[Collected data]
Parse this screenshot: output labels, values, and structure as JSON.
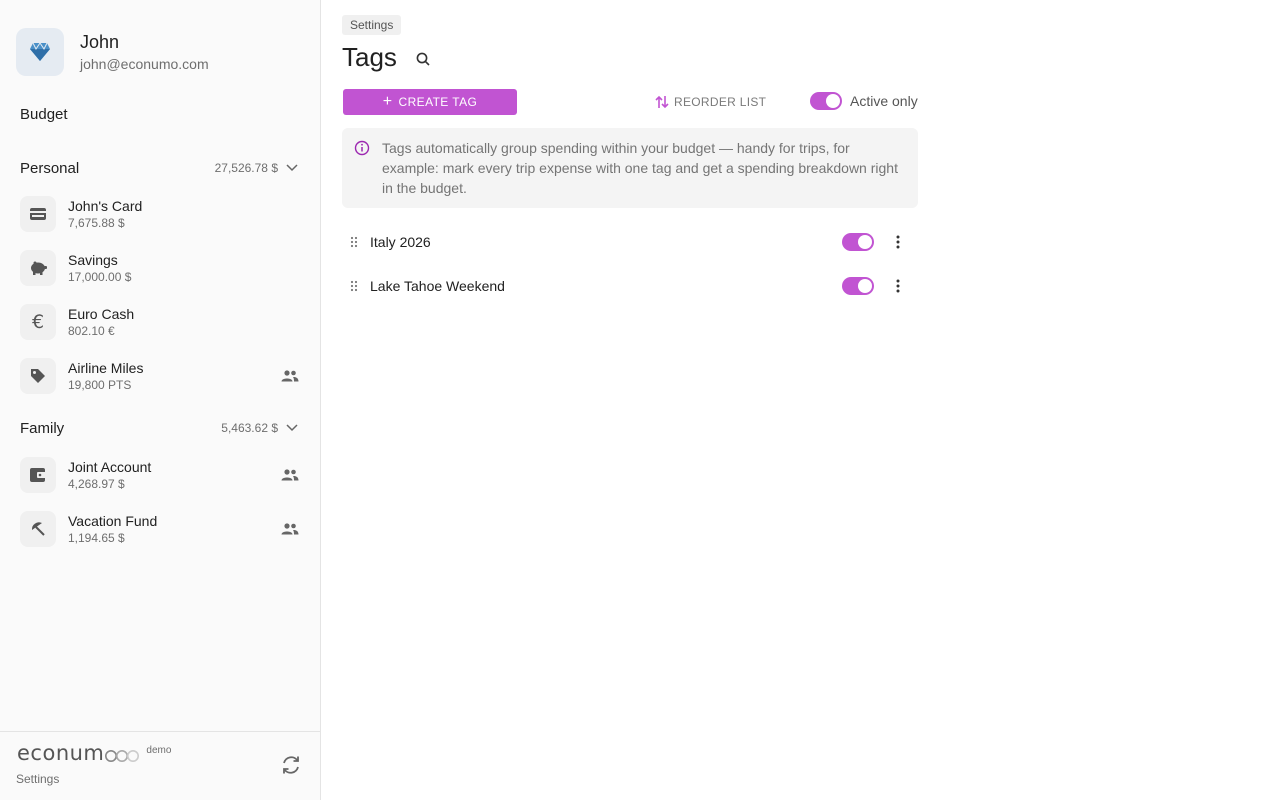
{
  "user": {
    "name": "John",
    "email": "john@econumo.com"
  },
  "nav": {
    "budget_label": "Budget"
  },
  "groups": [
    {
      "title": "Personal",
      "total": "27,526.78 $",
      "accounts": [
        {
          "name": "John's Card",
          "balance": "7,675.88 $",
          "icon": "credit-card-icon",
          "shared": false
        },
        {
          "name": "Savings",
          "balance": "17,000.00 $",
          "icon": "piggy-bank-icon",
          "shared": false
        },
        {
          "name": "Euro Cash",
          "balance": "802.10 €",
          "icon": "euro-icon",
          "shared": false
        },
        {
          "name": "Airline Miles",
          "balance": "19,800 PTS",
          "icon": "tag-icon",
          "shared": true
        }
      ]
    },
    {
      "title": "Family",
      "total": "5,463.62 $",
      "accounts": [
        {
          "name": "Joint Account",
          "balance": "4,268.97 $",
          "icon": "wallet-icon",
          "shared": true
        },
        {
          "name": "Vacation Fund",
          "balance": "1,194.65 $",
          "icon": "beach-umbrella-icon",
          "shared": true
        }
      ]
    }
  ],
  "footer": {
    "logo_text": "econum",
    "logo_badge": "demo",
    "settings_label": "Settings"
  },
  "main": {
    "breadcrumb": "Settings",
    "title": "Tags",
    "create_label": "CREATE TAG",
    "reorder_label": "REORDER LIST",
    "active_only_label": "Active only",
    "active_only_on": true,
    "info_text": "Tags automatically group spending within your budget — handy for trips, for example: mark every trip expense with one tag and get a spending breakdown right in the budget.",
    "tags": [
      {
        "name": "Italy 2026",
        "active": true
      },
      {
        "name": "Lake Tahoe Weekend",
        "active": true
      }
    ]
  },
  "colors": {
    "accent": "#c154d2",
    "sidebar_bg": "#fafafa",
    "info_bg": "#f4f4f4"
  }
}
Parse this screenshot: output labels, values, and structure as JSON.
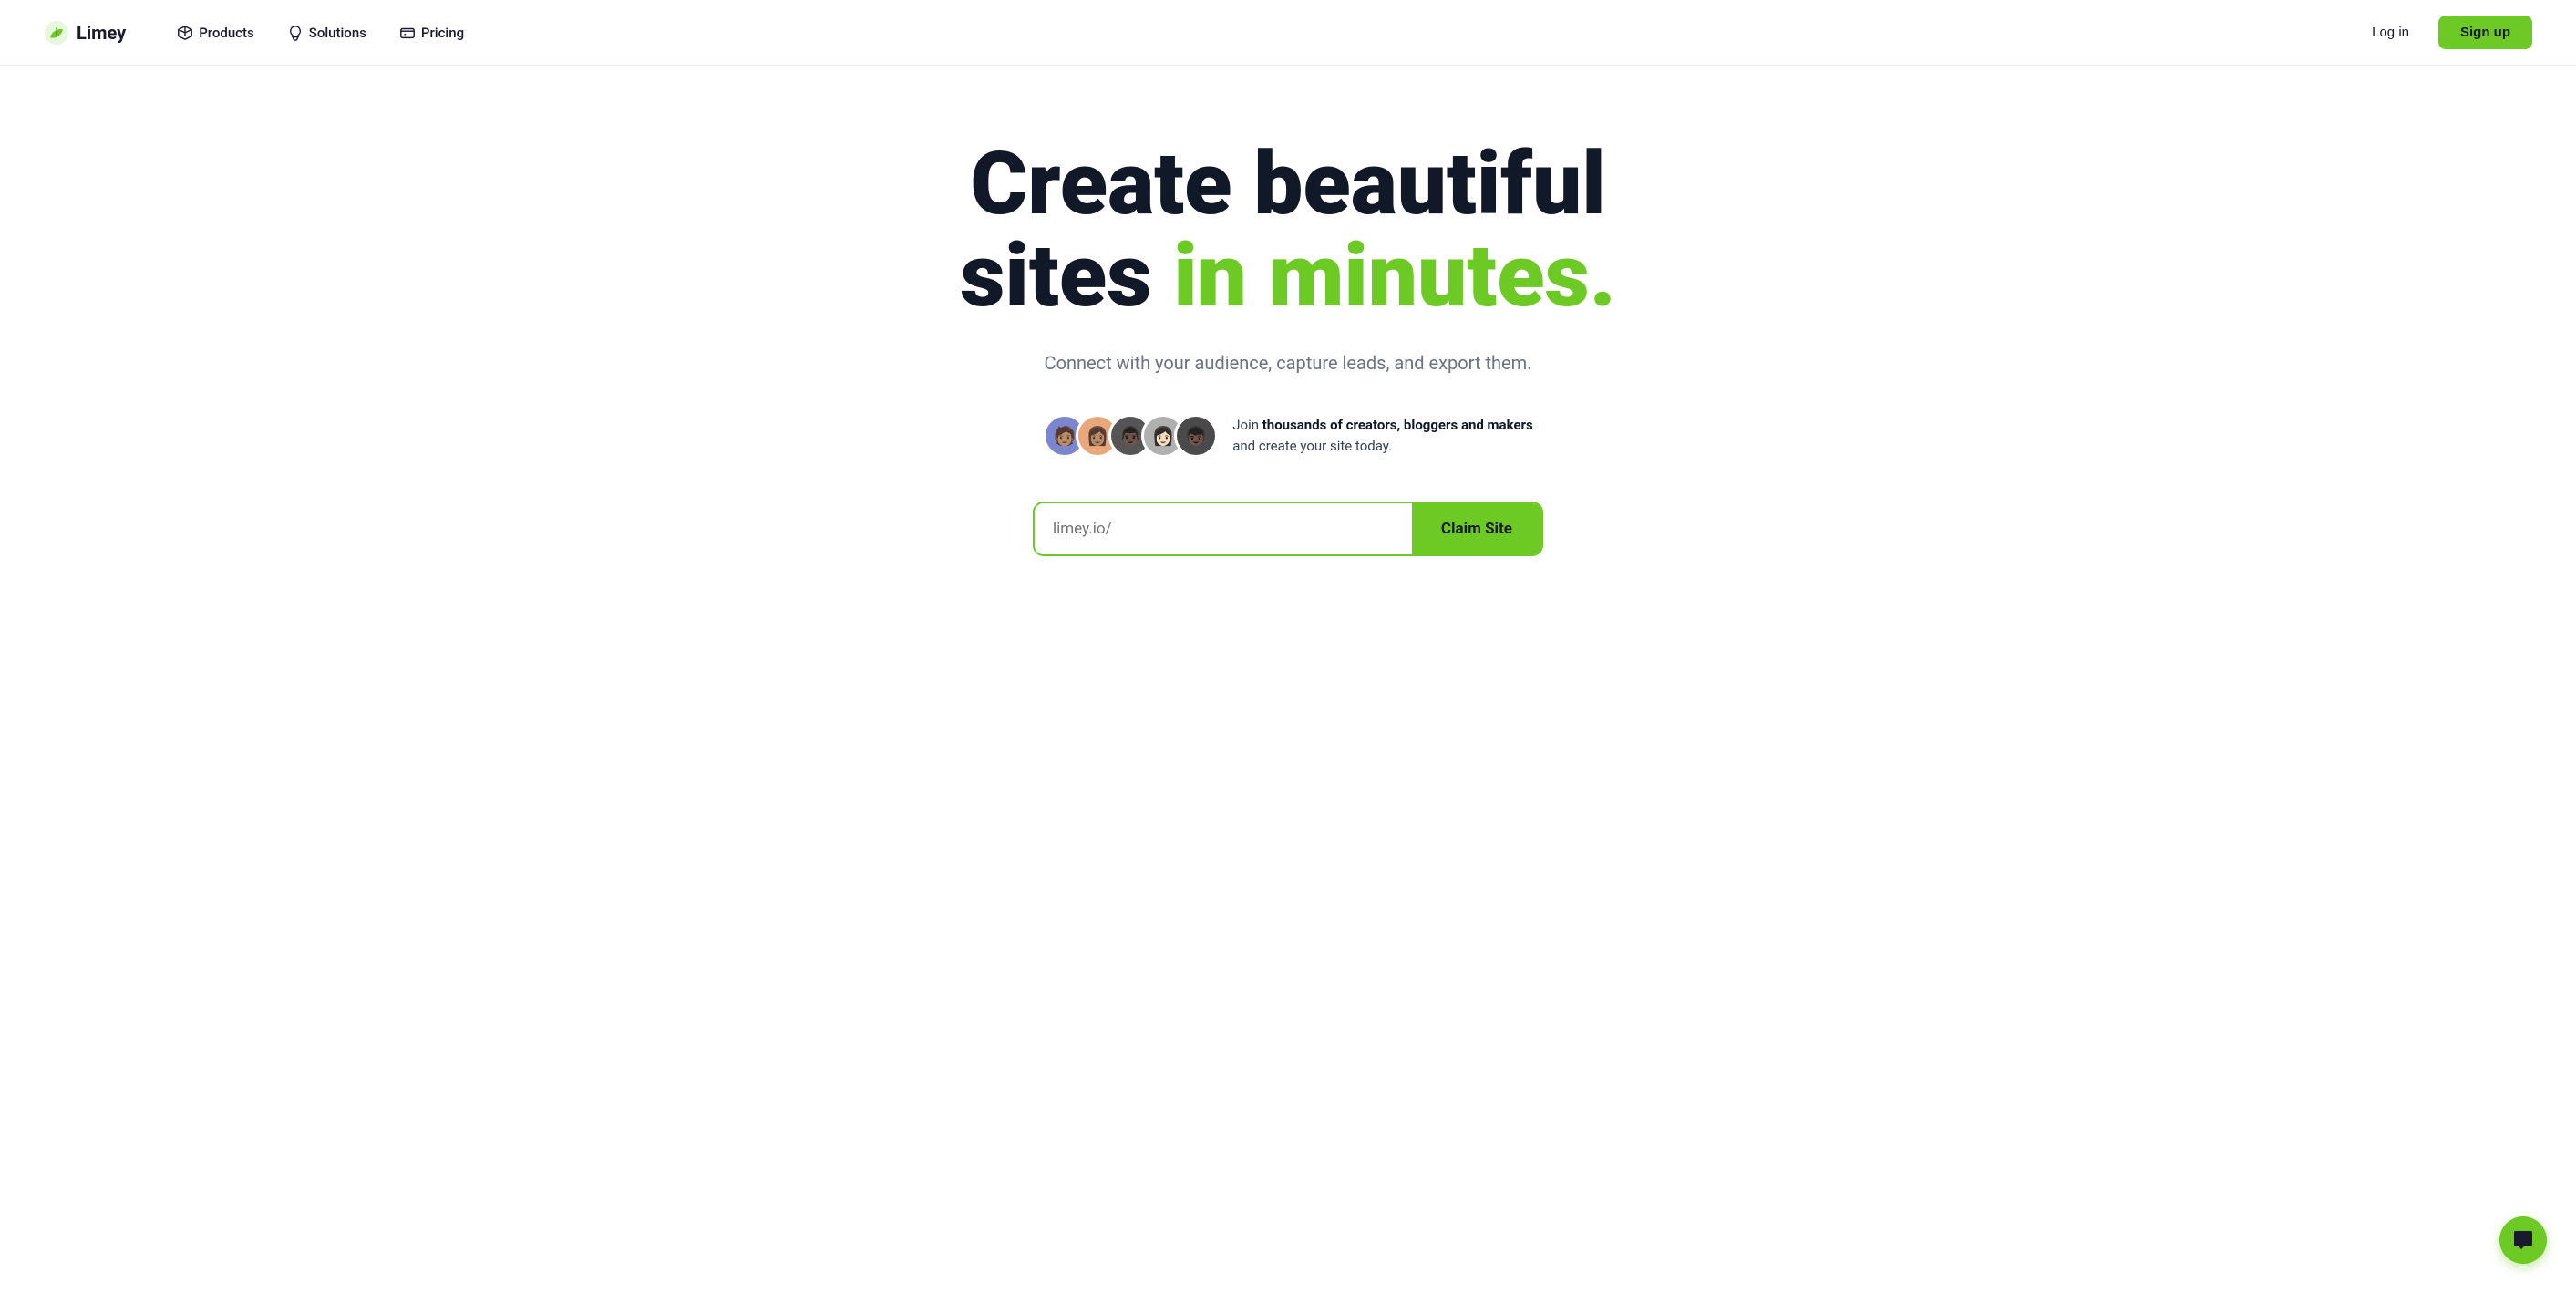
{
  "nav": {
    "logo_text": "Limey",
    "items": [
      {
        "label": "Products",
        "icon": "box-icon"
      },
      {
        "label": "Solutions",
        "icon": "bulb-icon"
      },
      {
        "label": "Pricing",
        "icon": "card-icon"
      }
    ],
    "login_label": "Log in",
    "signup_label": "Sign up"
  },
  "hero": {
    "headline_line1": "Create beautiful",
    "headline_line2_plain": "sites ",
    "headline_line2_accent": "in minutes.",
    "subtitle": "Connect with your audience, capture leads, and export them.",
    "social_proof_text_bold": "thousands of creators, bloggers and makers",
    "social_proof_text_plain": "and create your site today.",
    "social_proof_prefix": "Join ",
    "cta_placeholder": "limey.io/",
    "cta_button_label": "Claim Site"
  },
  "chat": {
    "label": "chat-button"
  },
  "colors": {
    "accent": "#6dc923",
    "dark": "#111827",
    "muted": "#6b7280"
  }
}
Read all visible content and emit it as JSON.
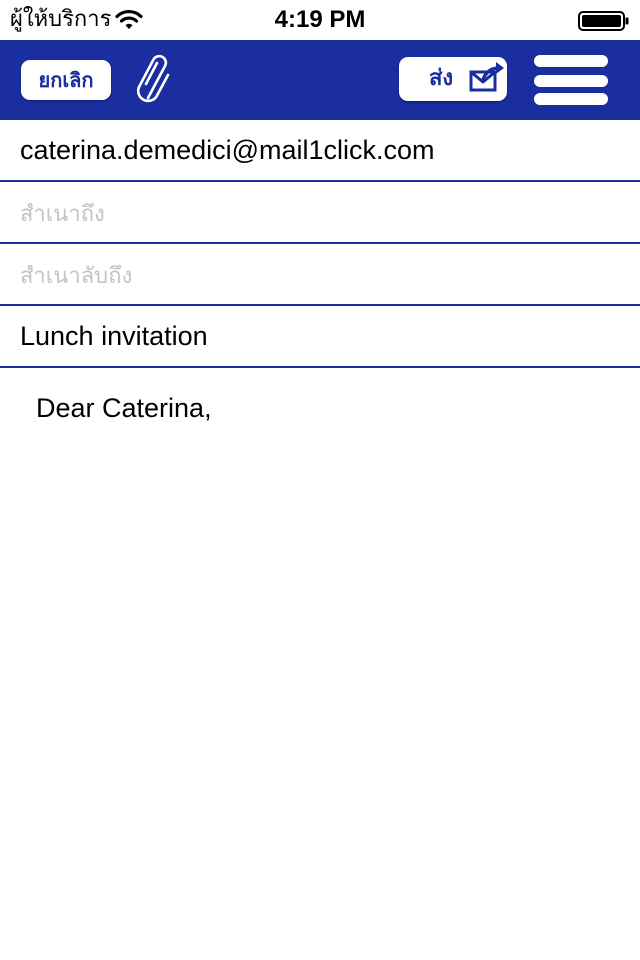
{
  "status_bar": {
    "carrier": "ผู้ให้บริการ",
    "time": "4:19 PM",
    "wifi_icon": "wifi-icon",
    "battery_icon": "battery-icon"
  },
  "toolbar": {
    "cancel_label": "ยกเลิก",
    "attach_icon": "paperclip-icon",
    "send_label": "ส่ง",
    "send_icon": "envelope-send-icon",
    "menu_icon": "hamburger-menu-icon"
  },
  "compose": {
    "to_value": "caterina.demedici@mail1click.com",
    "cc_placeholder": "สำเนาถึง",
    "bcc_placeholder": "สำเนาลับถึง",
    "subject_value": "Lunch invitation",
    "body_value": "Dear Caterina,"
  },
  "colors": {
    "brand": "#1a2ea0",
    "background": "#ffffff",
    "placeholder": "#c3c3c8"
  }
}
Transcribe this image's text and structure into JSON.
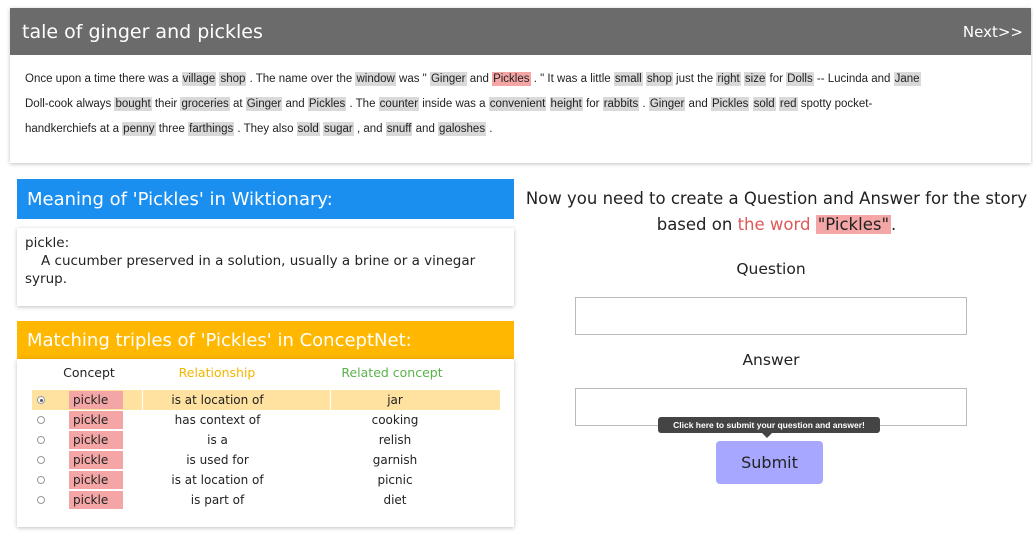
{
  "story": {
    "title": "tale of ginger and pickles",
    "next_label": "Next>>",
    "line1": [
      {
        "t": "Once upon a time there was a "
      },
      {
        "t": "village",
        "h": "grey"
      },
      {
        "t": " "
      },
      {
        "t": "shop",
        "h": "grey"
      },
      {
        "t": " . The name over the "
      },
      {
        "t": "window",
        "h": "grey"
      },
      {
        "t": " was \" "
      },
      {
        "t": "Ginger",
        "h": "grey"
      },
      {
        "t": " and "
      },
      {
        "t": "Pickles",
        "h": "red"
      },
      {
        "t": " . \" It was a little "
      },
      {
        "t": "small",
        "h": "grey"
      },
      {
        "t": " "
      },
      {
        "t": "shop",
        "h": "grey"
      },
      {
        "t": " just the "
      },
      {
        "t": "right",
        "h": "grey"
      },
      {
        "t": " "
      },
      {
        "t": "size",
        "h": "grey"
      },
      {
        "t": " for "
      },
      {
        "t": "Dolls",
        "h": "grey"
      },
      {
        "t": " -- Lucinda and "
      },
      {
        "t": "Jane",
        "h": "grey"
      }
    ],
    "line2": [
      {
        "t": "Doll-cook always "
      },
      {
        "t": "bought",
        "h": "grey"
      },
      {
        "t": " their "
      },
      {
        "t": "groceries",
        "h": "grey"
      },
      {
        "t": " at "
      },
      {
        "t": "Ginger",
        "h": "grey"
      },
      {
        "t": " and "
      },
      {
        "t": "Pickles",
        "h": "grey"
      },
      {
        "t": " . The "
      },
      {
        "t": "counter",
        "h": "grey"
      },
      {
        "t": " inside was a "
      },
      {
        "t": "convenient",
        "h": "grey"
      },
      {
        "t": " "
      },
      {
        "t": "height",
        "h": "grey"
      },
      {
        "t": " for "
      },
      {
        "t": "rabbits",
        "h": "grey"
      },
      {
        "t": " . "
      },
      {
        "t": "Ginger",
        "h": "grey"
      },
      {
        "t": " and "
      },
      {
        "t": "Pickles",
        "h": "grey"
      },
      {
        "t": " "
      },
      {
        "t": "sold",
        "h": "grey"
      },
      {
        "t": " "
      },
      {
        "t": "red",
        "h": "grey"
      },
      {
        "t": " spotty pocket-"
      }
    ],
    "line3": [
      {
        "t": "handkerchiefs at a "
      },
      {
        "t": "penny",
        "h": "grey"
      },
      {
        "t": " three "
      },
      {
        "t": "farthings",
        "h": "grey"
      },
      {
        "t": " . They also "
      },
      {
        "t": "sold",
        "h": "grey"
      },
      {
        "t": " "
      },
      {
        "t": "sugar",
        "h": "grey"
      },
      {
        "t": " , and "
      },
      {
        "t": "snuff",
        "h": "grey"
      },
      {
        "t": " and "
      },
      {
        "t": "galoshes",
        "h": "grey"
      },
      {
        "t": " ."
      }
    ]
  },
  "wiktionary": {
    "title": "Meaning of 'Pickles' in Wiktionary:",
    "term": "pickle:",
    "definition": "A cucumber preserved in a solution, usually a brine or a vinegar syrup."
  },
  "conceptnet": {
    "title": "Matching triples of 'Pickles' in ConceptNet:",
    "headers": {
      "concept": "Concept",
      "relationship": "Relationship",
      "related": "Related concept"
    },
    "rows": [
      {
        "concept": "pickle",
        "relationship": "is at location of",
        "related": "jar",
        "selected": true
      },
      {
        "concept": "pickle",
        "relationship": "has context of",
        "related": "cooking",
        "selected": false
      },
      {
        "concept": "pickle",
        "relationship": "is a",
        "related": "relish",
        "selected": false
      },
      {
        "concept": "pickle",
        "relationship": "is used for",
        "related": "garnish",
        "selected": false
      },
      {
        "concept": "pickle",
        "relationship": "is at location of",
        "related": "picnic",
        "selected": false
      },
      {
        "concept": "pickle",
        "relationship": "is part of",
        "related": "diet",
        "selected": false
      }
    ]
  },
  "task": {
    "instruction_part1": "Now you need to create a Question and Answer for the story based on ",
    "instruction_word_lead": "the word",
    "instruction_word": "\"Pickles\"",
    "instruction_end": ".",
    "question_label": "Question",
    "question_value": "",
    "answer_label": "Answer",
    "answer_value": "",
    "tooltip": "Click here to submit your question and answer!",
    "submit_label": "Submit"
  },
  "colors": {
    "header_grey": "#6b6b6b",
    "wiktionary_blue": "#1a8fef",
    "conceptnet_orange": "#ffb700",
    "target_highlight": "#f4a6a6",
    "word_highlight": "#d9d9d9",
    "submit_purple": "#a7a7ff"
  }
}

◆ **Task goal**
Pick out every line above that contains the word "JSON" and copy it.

◆ **Task result**
Parse this screenshot: output labels, values, and structure as JSON.
Parse this screenshot: output labels, values, and structure as JSON.
Read all visible content and emit it as JSON.
Transcribe this image's text and structure into JSON.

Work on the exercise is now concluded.